» **Exercise prompt**
In the records, find every line with the word "example" and copy it out.

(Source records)
________________________________________
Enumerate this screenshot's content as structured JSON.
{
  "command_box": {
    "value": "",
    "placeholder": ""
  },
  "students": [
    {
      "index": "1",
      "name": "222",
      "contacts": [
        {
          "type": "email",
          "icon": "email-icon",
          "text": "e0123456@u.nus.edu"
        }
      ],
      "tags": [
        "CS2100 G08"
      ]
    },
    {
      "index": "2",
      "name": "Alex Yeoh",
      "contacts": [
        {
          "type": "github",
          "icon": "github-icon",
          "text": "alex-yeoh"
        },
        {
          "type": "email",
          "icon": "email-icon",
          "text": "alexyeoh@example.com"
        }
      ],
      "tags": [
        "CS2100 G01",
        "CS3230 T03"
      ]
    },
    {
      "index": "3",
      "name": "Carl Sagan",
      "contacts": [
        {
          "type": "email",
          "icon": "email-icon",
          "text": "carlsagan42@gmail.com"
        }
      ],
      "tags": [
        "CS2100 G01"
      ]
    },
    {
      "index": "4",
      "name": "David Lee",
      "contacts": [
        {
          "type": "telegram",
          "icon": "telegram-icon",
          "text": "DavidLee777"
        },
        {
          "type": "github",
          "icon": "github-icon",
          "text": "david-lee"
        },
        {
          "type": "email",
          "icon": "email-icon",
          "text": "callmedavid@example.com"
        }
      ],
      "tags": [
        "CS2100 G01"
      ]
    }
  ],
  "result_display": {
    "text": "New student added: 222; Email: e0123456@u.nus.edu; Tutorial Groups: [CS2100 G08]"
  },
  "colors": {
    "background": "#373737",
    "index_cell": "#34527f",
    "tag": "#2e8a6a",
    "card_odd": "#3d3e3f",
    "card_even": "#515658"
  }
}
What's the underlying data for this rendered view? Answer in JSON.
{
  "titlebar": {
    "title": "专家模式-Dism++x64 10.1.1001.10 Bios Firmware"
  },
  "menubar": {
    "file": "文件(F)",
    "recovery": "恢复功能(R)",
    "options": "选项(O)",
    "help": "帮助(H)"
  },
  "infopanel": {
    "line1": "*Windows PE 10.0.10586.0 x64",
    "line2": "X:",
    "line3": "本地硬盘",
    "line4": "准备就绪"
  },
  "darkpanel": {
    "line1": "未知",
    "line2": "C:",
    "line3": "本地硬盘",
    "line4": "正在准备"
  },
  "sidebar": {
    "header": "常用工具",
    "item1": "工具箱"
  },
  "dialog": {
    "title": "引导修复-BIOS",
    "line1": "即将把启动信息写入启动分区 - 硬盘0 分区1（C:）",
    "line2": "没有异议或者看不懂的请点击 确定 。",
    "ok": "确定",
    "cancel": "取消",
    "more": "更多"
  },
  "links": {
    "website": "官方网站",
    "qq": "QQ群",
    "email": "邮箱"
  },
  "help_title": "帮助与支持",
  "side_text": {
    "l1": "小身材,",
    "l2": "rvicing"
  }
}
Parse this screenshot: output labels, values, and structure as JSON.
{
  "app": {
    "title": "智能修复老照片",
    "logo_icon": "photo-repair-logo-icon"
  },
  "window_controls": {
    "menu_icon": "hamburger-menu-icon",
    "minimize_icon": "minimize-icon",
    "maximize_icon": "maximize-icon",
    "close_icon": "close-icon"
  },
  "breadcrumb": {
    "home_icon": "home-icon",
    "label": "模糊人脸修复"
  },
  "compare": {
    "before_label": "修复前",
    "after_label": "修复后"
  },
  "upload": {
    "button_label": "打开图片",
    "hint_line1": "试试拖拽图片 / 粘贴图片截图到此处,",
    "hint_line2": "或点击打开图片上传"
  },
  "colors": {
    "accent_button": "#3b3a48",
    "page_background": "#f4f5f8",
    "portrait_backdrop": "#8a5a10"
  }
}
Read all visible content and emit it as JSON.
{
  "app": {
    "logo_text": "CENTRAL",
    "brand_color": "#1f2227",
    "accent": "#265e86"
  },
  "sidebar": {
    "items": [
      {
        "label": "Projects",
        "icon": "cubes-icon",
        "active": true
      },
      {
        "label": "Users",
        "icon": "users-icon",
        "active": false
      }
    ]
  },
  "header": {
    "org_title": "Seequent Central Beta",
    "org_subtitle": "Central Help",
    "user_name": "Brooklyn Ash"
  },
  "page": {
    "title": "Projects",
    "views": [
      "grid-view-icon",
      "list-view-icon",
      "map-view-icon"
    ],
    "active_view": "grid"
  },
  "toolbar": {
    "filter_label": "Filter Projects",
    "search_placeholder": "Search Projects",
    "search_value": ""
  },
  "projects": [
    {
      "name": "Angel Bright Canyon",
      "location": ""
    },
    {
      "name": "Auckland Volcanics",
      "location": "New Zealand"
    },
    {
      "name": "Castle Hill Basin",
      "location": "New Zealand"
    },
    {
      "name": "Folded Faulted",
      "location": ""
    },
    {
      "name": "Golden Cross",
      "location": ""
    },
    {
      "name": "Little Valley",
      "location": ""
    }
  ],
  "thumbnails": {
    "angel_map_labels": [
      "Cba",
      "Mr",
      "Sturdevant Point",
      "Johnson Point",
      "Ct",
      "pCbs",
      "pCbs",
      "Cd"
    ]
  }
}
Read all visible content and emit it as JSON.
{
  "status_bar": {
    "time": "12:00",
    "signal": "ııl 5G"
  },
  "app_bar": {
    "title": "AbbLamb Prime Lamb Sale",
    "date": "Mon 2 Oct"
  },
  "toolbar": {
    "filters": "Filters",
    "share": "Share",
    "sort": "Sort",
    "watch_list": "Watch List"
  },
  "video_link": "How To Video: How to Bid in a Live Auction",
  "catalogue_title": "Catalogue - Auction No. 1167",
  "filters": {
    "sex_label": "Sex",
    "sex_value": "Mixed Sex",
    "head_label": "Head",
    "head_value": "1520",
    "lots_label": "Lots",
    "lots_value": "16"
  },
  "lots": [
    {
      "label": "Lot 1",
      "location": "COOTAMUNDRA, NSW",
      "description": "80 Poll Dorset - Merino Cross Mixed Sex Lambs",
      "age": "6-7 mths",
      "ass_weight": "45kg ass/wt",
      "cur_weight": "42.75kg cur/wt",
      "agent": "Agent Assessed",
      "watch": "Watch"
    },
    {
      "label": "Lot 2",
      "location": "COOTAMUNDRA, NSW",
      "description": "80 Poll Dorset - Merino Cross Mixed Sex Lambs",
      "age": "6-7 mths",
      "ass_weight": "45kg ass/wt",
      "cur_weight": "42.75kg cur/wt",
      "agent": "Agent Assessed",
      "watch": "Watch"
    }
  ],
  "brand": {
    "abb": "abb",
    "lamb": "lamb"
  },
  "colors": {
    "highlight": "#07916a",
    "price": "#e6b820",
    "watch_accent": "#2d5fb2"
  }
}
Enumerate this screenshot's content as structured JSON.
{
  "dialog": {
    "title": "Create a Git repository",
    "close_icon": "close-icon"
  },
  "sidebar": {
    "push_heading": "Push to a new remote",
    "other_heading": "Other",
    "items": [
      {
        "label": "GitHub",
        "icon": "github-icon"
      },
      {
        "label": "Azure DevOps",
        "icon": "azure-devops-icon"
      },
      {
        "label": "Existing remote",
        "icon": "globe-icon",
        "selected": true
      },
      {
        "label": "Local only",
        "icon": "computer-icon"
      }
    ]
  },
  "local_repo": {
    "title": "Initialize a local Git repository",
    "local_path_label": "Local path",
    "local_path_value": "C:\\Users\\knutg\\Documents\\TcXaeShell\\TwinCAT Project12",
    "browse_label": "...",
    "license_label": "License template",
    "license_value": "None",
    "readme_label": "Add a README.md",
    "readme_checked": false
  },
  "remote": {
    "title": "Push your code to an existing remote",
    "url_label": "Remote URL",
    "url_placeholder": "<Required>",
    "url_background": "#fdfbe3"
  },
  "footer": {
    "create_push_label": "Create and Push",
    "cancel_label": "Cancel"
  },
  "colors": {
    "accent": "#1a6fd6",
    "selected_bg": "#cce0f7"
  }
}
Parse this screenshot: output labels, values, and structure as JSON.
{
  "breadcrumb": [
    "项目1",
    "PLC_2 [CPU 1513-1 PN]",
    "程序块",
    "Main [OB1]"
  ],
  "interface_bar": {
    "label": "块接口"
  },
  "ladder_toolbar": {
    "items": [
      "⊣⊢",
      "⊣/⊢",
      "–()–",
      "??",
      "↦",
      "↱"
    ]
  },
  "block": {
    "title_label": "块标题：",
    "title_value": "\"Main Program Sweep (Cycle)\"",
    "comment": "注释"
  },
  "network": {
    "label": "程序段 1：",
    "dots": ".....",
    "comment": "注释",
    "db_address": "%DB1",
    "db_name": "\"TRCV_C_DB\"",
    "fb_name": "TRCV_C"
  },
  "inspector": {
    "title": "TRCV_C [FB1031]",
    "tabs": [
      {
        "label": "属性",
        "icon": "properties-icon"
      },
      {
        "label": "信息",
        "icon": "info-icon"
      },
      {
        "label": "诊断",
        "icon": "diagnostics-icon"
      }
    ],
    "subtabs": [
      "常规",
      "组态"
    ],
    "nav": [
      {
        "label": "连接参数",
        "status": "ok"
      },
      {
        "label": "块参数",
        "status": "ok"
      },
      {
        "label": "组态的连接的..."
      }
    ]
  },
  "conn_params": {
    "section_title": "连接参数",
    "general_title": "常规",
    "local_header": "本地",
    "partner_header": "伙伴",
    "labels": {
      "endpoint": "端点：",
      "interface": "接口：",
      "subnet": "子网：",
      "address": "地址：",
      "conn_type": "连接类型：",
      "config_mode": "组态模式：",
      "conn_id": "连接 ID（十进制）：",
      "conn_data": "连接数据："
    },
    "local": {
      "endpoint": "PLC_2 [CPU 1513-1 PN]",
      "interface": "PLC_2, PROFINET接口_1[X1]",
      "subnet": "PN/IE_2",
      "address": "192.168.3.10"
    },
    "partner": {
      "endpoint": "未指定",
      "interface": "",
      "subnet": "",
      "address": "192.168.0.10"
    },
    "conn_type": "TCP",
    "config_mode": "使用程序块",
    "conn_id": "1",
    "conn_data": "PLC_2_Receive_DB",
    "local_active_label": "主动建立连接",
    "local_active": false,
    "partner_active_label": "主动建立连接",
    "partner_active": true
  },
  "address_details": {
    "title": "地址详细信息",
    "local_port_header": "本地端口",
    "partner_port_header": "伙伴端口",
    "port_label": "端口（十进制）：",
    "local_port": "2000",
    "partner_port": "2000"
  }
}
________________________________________
» **Exercise solution**
          "text": "alexyeoh@example.com"
          "text": "callmedavid@example.com"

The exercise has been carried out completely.